== Data for review ==

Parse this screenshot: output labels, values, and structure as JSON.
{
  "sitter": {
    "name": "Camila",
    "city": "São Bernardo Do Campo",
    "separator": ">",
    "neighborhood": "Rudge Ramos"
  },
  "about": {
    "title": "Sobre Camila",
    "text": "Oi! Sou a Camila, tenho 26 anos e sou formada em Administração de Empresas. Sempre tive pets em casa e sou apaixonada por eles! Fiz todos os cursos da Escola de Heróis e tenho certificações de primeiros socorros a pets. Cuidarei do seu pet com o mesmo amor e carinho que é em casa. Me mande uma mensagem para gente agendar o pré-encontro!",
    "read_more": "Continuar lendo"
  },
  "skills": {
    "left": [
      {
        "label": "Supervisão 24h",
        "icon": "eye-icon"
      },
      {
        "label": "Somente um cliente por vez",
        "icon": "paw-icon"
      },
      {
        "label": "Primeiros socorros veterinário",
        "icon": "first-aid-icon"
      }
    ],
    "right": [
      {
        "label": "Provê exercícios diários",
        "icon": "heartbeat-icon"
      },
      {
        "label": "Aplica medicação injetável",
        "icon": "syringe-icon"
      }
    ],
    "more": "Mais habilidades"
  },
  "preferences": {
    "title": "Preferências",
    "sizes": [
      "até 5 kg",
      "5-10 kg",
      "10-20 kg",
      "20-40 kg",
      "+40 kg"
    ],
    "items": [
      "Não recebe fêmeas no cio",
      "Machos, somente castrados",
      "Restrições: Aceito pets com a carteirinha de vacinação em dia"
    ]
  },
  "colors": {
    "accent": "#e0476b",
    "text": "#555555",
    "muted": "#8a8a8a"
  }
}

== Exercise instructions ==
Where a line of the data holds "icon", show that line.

== Response to this task ==
        "icon": "eye-icon"
        "icon": "paw-icon"
        "icon": "first-aid-icon"
        "icon": "heartbeat-icon"
        "icon": "syringe-icon"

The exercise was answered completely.